Not so with Jack the Giant Slayer. This was a beautiful and fluid fantasy from one of our most talented filmmakers. Some of the action sequences both rival and surpass those in  the recent The Hobbit: An Unexpected Journey. The first full view of the giants, with one of them standing in the background and then rushing up to snatch up one of the characters, is an amazing use of the space afforded by the wide screen (and yes, the use of space is something else that’s in danger of extinction on today’s movie screens—witness all of the recent action thrillers with action sequences that are so crowded, smashed together and over-edited that it’s difficult to see what, if anything, is going on). Amazing too is the actual climb up the beanstalk, a long and tense sequence that calls to mind the illustrations of great storybooks of the past.

 

 

The cast was also well-chosen, with Nicholas Hoult doing a solid job as the hero and the ever-busy Stanley Tucci acting out a memorable villain without hamming it up too much.

Why then, did this fail? Are people getting tired of effects-laden fantasies?  Or was everyone going to see the heavily hyped and mediocre Oz the Great and Powerful instead?

 

 

Unfortunately, gone are the days when most movies were in theatres long enough for word of mouth to build. If a movie doesn’t do blockbuster business it’s first weekend, it’s as dead as someone falling from the top of a giant beanstalk.

Can anyone else think of any neglected movies that they’ve admired over the years?

Jimbo

Posted on

The Front Row View: Take Your Stinkin’ Paws Off the Original Movie!!

Howdy—the other night on Mad Men they had two of the characters at a movie house watching the original 1968 Planet of the Apes. They showed the famous Statue of Liberty in the Sand ending while the two characters in the movie house gaped in awe (the show is set in 1968, so this was the first time that the world had seen it).
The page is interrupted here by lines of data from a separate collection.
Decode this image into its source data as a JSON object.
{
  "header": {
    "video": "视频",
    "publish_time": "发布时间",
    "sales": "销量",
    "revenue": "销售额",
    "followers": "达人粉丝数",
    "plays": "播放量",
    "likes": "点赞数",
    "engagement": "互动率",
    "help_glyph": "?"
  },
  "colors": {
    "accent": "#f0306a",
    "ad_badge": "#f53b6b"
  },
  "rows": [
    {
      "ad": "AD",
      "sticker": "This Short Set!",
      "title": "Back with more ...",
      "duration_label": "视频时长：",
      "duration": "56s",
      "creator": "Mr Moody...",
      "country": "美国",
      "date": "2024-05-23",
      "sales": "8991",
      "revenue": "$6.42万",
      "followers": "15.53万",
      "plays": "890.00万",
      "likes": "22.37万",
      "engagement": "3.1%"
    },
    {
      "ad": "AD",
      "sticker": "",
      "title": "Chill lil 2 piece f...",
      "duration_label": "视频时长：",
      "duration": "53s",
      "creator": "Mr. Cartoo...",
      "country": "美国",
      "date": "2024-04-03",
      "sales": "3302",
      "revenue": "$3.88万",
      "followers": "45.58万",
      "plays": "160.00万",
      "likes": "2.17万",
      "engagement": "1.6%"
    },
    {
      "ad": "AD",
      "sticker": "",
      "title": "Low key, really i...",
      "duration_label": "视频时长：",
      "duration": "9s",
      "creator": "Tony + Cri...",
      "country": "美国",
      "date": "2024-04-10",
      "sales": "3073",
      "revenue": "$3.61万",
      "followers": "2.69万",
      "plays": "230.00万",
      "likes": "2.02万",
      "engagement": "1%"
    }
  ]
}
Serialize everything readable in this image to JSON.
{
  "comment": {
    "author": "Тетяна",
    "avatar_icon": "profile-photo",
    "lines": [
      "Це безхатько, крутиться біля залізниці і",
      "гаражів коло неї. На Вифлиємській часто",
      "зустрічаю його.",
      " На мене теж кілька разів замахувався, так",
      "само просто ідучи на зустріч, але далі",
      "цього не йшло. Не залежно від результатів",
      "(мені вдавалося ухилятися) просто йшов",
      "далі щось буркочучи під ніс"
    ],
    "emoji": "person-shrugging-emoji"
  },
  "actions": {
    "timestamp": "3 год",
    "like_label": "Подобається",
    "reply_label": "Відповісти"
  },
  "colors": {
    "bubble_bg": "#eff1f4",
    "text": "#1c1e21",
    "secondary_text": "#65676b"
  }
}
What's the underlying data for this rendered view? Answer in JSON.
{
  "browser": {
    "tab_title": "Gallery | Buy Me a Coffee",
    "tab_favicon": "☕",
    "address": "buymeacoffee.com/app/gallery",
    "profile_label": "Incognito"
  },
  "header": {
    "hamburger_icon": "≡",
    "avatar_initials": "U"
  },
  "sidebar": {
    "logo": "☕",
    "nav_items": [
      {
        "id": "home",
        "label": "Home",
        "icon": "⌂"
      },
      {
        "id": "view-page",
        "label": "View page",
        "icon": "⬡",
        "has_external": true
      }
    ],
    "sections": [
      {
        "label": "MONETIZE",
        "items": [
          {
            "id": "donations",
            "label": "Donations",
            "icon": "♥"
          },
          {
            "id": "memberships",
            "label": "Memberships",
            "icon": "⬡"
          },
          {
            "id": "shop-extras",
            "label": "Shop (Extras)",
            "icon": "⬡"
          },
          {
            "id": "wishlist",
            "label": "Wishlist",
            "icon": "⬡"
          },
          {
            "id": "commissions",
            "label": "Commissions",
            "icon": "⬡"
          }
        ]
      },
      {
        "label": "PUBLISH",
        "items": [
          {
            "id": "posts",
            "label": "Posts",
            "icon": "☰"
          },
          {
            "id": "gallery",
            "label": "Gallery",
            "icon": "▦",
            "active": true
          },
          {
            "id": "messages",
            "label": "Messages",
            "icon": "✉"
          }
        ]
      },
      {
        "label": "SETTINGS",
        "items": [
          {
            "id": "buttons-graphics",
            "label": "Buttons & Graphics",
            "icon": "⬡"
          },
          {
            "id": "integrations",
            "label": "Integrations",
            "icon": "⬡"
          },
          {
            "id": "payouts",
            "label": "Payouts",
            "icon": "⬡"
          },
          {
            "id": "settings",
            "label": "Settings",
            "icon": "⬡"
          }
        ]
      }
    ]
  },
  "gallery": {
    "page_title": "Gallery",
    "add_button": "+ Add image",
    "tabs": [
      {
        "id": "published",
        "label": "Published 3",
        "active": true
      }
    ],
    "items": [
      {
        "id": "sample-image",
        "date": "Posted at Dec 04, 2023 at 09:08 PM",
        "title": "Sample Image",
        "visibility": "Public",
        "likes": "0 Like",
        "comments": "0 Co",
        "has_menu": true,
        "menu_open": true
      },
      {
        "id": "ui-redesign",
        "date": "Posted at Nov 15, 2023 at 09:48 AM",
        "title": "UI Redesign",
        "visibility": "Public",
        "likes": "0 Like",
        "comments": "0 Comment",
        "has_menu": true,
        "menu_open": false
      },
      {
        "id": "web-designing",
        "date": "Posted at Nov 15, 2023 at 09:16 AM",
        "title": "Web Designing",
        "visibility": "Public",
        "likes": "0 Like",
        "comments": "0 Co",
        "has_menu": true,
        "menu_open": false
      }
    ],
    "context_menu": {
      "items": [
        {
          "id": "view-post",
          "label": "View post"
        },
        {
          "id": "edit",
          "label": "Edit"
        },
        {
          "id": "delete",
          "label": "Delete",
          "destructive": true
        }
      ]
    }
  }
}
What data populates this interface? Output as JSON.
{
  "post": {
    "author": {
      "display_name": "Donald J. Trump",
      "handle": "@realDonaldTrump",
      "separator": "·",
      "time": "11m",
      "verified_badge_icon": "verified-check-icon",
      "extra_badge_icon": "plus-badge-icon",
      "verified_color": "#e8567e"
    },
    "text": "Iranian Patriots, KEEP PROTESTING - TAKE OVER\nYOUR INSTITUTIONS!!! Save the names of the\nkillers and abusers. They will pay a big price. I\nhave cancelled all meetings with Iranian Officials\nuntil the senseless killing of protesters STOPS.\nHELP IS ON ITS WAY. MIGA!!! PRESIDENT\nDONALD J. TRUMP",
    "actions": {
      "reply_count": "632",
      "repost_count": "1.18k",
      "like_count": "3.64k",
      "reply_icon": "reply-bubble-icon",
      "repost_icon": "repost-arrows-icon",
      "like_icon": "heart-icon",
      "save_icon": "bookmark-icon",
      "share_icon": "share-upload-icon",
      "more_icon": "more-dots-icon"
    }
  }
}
This got me thinking about how perfect the 1968 original was. Watching it on network television for the first time when I was a child, it was one of my first non-Disney movie memories. It had a lot to offer—an interesting plot, great (non-digital!) action, some interesting musings about society, some rousing (some would say over-the-top) acting, and some extremely convincing make-up, especially for it’s time. It still remains an experience that shows viewers what movies can be capable of.

My question: why redo it if it’s perfect the first time?

Hollywood’s unspoken answer: DINERO!!!

Which is why they went ahead and “reimagined” it in 2001.

The remake was mediocre at best, the most positive thing that could be said about it being the improved make-up. But realistic make-up does not a good movie make. The new film was pretty hum-drum. Despite my usual enjoyment of Mark Wahlberg, let’s face it—endearing overactor that he was, Chuck Heston could’ve eaten Marky Mark for breakfast in this one.

I won’t pick on the amazing 2011 Rise of the Planet of the Apes, as I don’t consider this a true “remake.”

Some other contenders for the Why Bother to Remake It award:

Poseidon—a good meat and potatoes disaster movie all in all, but the more realistic take wasn’t anywhere near as entertaining as the campiness of the original Poseidon Adventure. I also missed those two great old hams Gene Hackman and Ernest Borgnine—“HOW MANY MORE LIVES??!” “ALL RIGHT YOU—THAT’S ENOUGH!!” Classic.

Superman Returns—Christopher Reeve did it proud in his first two movies as the Man of Steel—what Brandon Routh did in 2006 was to offer a Christopher Reeve impression without any of his charm or likability. Deeply disappointed in Kevin Spacey’s Luthor (should have been great) and in Bryan Singer’s directing (this was the guy who did The Usual Suspects and the first two X-Men after all).

The Amazing Spider-Man—not a bad flick on it’s own, but did we really need a retelling a mere ten years after the first Spiderman? Emma Stone is amazing, but I think she needs to start turning down scripts that require her to still be in high school.

Does anyone have any other contenders?

Hope that everyone’s enjoying the day!

Jim